Over the past fifteen years there has been a tremendous knowledge gain in our understanding of the genetic, cellular and neural circuitry mechanisms underpinning persistent chronic pain states. As such, we have a plethora of new mechanisms to target with novel therapies in the years to come. Further, research is also focused and helping understanding who might be ‘vulnerable’ to developing chronic pain, giving hope for preventive measures in the future. This work has come from both pre-clinical (animal) and clinical studies. There is no single review that captures this wealth of new information and which forms the basis of ‘paradigm-shifts’ in our thinking of chronic pain as a distinct entity. Reviews tend to be focused in distinct subject areas (e.g. genetics, neuroimaging, etc), and the interested GP might like to refer to these or any recently published textbook on pain (e.g. new edition of Melzack and Wall’s “Textbook of Pain”).

Diagnosis helps patients move on and embrace treatment

It is important to make a diagnosis of chronic pain in order to consider the correct type of management treatment. As a general rule treatment for chronic pain is different to treating acute pain. In acute pain management the mainstay of treatment involves an up-titration of analgesic medication until adequate pain relief is achieved. This often involves using opiates in increasing strengths. Chronic pain management focuses on a ‘self management approach’, learning skills to adapt their lives, daily activities, helpful behaviours such as pacing, managing moods and unhelpful thinking styles and behaviour. This may be supplemented and supported by medication management but generally there is less focus on medication being the main treatment modality.

Many feel that it is essential for patients to receive a definitive chronic pain diagnosis. For many, it enables them to understand and accept their condition, and engage in learning how to manage it better, earlier and with less co-morbidty, such as depression, as well as adapt to their new state and so stay economically more prosperous. So don’t be afraid to make the diagnosis!

Further reading

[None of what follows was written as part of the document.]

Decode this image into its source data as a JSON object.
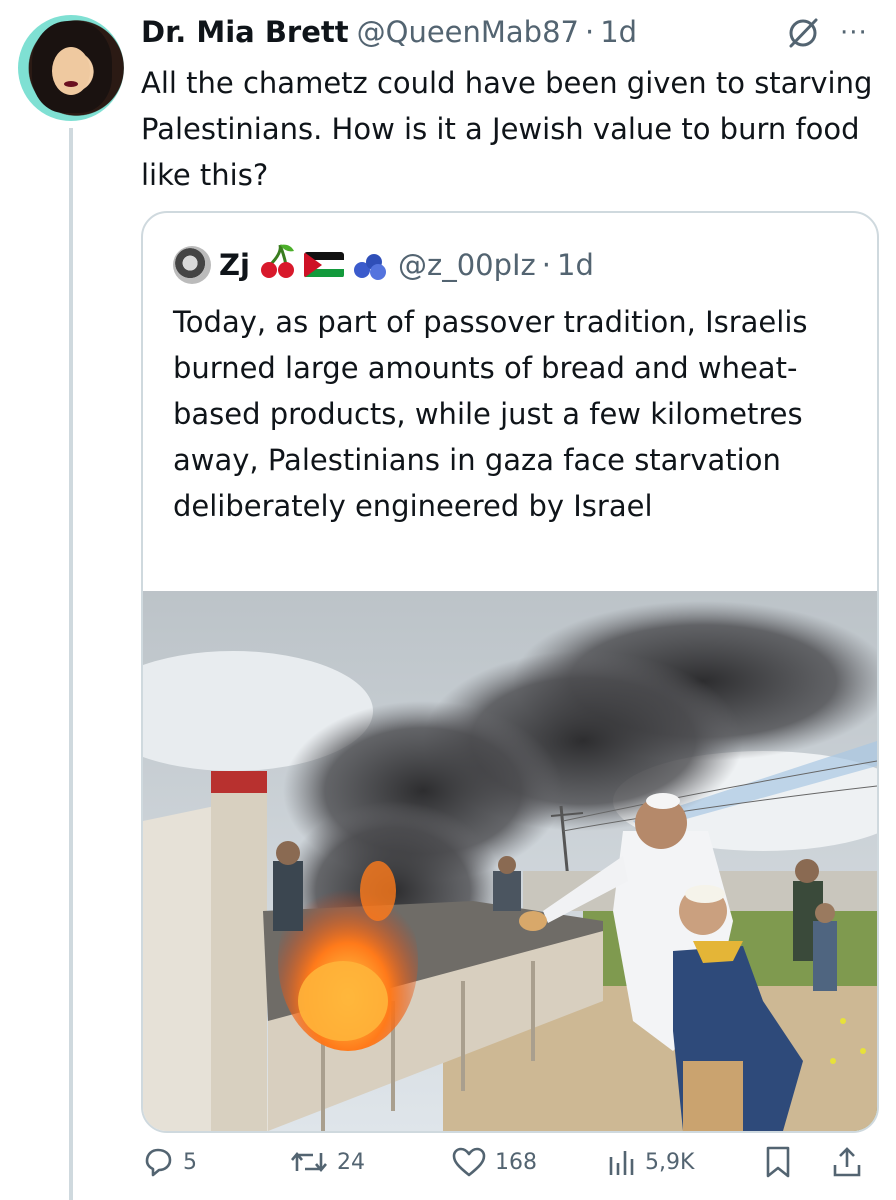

  1. Tracey I, Dickenson A. SnapShot: Pain perception. Cell. 2012 Mar 16;148(6):1308-1308.
  2. von Hehn CA, Baron R, Woolf CJ. Deconstructing the neuropathic pain phenotype to reveal neural mechanisms. Neuron. 2012 Feb 23;73(4):638-52. doi: 10.1016/j.neuron.2012.02.008. Review. PubMed PMID: 22365541; PubMed Central PMCID: PMC3319438.
  3. Woolf CJ. What is this thing called pain? J Clin Invest. 2010 Nov;120(11):3742-4. doi: 10.1172/JCI45178. Epub 2010 Nov 1. Review. PubMed PMID: 21041955; PubMed Central PMCID: PMC2965006.
  4. Woolf CJ. Central sensitization: implications for the diagnosis and treatment of pain. Pain. 2011 Mar;152(3 Suppl):S2-15. doi: 10.1016/j.pain.2010.09.030. Epub 2010 Oct 18. Review. PubMed PMID: 20961685; PubMed Central PMCID: PMC3268359.
  5. Woolf CJ. Overcoming obstacles to developing new analgesics. Nat Med. 2010 Nov;16(11):1241-7. doi: 10.1038/nm.2230. Epub 2010 Oct 14. PubMed PMID: 20948534.